◆ WHAT YOU WILL DO
Pick out each line in these entries that contains the string "rows".
=== Section Start ===
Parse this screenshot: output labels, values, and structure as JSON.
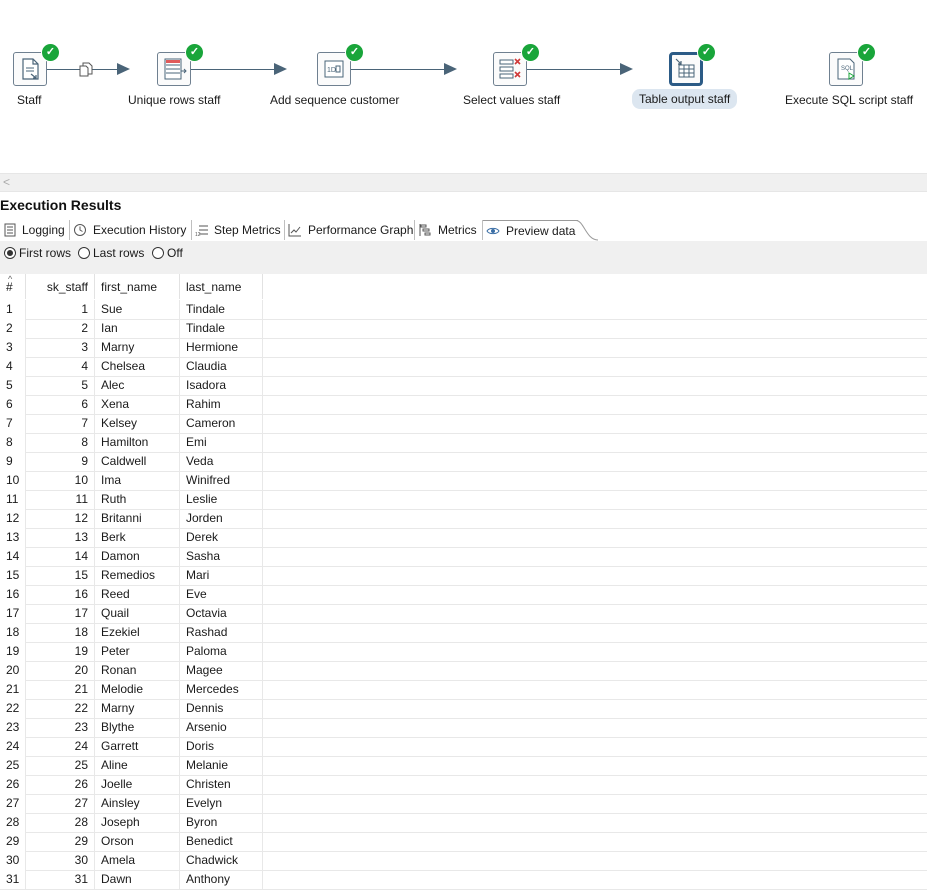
{
  "canvas": {
    "steps": [
      {
        "name": "staff",
        "label": "Staff",
        "icon": "text-file-input-icon",
        "status": "success"
      },
      {
        "name": "unique-rows-staff",
        "label": "Unique rows staff",
        "icon": "unique-rows-icon",
        "status": "success"
      },
      {
        "name": "add-sequence-customer",
        "label": "Add sequence customer",
        "icon": "add-sequence-icon",
        "status": "success"
      },
      {
        "name": "select-values-staff",
        "label": "Select values staff",
        "icon": "select-values-icon",
        "status": "success"
      },
      {
        "name": "table-output-staff",
        "label": "Table output staff",
        "icon": "table-output-icon",
        "status": "success",
        "selected": true
      },
      {
        "name": "execute-sql-script-staff",
        "label": "Execute SQL script staff",
        "icon": "sql-script-icon",
        "status": "success"
      }
    ],
    "status_icon": "check-icon",
    "hop_color": "#4a6478",
    "success_color": "#19a53a"
  },
  "results": {
    "title": "Execution Results",
    "tabs": [
      {
        "label": "Logging",
        "icon": "logging-icon"
      },
      {
        "label": "Execution History",
        "icon": "history-icon"
      },
      {
        "label": "Step Metrics",
        "icon": "step-metrics-icon"
      },
      {
        "label": "Performance Graph",
        "icon": "performance-graph-icon"
      },
      {
        "label": "Metrics",
        "icon": "metrics-icon"
      },
      {
        "label": "Preview data",
        "icon": "eye-icon",
        "active": true
      }
    ],
    "filter": {
      "options": [
        "First rows",
        "Last rows",
        "Off"
      ],
      "selected": "First rows"
    }
  },
  "table": {
    "columns": [
      "#",
      "sk_staff",
      "first_name",
      "last_name"
    ],
    "rows": [
      [
        "1",
        "1",
        "Sue",
        "Tindale"
      ],
      [
        "2",
        "2",
        "Ian",
        "Tindale"
      ],
      [
        "3",
        "3",
        "Marny",
        "Hermione"
      ],
      [
        "4",
        "4",
        "Chelsea",
        "Claudia"
      ],
      [
        "5",
        "5",
        "Alec",
        "Isadora"
      ],
      [
        "6",
        "6",
        "Xena",
        "Rahim"
      ],
      [
        "7",
        "7",
        "Kelsey",
        "Cameron"
      ],
      [
        "8",
        "8",
        "Hamilton",
        "Emi"
      ],
      [
        "9",
        "9",
        "Caldwell",
        "Veda"
      ],
      [
        "10",
        "10",
        "Ima",
        "Winifred"
      ],
      [
        "11",
        "11",
        "Ruth",
        "Leslie"
      ],
      [
        "12",
        "12",
        "Britanni",
        "Jorden"
      ],
      [
        "13",
        "13",
        "Berk",
        "Derek"
      ],
      [
        "14",
        "14",
        "Damon",
        "Sasha"
      ],
      [
        "15",
        "15",
        "Remedios",
        "Mari"
      ],
      [
        "16",
        "16",
        "Reed",
        "Eve"
      ],
      [
        "17",
        "17",
        "Quail",
        "Octavia"
      ],
      [
        "18",
        "18",
        "Ezekiel",
        "Rashad"
      ],
      [
        "19",
        "19",
        "Peter",
        "Paloma"
      ],
      [
        "20",
        "20",
        "Ronan",
        "Magee"
      ],
      [
        "21",
        "21",
        "Melodie",
        "Mercedes"
      ],
      [
        "22",
        "22",
        "Marny",
        "Dennis"
      ],
      [
        "23",
        "23",
        "Blythe",
        "Arsenio"
      ],
      [
        "24",
        "24",
        "Garrett",
        "Doris"
      ],
      [
        "25",
        "25",
        "Aline",
        "Melanie"
      ],
      [
        "26",
        "26",
        "Joelle",
        "Christen"
      ],
      [
        "27",
        "27",
        "Ainsley",
        "Evelyn"
      ],
      [
        "28",
        "28",
        "Joseph",
        "Byron"
      ],
      [
        "29",
        "29",
        "Orson",
        "Benedict"
      ],
      [
        "30",
        "30",
        "Amela",
        "Chadwick"
      ],
      [
        "31",
        "31",
        "Dawn",
        "Anthony"
      ]
    ]
  }
}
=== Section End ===
◆ FINAL ANSWER
        "name": "unique-rows-staff",
        "label": "Unique rows staff",
        "icon": "unique-rows-icon",
        "First rows",
        "Last rows",
      "selected": "First rows"
    "rows": [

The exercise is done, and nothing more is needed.